They’re shaping the minds of the next generation around the globe, and are responsible for the well-being of our children, siblings, nieces and nephews, for a considerable chunk of their week.
And we know them to be notoriously underpaid.
Teachers put up with a lot. That we know for sure:
But just how much money are teachers earning, and where in the world we are looking after them the best?
The Organization for Economic Co-operation and Development (OECD) has released a study compiling global salary data from 25 countries in the year 2013. Chalk.com reports the salaries have been adjusted for cost of living using the Purchasing Power Index (PPP). They have also been converted into equivalent U.S. dollars.
Maximum salaries range from $138,00 US in Luxembourg, to just $17,000 US in Estonia. In Luxembourg, the starting salary of lower secondary teachers is equivalent to $79,000 US. That is higher than the maximum in almost every other nation.
Here in Australia, we remain above the OECD average, with our teachers earning approximately $50,000 US per annum.
Here are the standings:
Another key finding of the study is that in some parts of the world, teachers are, unsurprisingly, seriously overworked. Educators in Columbia, work an average of 1,200 hours each school year, and those hours do not account for lesson planning or extra curricular activities. This statistic is particularly alarming when compared to the nations relatively low remuneration rate (less than $30,000 US).
Other over-worked nations include Chile, Germany and The United States.
You can find full details of the Education At A Glace: 2015 study here.

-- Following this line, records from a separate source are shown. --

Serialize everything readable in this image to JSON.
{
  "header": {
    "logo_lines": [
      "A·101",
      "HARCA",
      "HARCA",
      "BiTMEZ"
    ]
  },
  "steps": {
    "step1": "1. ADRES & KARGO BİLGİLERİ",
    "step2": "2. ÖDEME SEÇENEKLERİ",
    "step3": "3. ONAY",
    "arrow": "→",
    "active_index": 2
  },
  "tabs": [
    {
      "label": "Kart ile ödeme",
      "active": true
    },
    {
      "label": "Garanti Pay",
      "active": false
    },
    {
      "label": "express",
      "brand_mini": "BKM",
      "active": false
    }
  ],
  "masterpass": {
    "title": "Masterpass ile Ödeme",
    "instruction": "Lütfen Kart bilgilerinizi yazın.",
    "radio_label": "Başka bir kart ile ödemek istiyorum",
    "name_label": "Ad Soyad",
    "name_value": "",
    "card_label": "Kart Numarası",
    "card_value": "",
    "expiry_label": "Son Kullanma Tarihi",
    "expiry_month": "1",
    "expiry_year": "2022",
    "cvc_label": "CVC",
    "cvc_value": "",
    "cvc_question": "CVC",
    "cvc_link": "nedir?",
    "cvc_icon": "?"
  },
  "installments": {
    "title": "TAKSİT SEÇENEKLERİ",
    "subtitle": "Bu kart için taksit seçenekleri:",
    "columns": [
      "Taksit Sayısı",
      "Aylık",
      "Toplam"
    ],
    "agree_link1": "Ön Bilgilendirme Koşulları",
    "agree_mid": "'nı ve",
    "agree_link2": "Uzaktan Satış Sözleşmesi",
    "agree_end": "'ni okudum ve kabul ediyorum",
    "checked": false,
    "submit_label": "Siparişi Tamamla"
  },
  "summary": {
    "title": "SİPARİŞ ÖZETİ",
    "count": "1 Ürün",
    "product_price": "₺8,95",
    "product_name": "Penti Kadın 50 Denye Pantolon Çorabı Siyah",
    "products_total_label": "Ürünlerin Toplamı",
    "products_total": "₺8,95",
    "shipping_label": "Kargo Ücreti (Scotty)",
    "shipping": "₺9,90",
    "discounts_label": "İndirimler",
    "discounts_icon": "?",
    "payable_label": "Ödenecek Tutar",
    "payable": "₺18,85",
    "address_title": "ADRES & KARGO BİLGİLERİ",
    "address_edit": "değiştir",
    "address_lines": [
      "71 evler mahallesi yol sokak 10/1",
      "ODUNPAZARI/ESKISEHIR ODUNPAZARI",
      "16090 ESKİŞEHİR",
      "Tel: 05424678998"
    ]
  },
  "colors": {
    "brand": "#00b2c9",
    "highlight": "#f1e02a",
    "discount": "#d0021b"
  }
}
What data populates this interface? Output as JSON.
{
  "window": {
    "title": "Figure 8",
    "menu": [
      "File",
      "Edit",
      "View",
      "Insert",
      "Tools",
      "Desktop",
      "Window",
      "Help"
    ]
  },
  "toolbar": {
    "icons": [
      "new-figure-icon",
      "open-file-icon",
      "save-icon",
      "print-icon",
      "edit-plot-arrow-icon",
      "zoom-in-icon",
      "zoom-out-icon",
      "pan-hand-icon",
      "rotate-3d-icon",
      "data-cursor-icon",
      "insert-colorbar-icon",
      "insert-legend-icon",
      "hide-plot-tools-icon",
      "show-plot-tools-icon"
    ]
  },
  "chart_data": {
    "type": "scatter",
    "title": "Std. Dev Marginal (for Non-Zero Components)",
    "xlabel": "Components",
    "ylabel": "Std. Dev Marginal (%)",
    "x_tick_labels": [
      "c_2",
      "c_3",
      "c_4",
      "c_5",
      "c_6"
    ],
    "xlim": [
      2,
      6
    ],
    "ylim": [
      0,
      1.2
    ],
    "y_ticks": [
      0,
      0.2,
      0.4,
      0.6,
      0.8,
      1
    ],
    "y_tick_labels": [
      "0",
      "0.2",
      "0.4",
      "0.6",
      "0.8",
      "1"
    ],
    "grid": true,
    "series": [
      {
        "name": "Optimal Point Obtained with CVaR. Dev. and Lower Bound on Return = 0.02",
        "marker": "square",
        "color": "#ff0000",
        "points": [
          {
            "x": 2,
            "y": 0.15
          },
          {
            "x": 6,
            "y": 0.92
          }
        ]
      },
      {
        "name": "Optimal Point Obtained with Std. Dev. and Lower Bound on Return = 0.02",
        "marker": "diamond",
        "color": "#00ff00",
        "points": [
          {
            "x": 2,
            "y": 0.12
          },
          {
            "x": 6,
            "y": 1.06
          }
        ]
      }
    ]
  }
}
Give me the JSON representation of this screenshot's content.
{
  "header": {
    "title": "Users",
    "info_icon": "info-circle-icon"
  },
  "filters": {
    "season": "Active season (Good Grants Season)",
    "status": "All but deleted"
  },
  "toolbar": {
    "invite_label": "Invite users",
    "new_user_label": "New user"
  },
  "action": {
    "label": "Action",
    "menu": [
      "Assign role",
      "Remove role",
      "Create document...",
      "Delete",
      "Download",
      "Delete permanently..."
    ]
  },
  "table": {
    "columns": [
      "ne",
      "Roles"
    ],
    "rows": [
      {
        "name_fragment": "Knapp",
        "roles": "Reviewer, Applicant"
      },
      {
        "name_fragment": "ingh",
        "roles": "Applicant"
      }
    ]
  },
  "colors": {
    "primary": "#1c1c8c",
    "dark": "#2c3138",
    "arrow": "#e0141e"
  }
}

Tables via: OECD (2015), Education at a Glance 2015: OECD Indicators, OECD Publishing, Paris. DOI: http://dx.doi.org/10.1787/eag-2015-en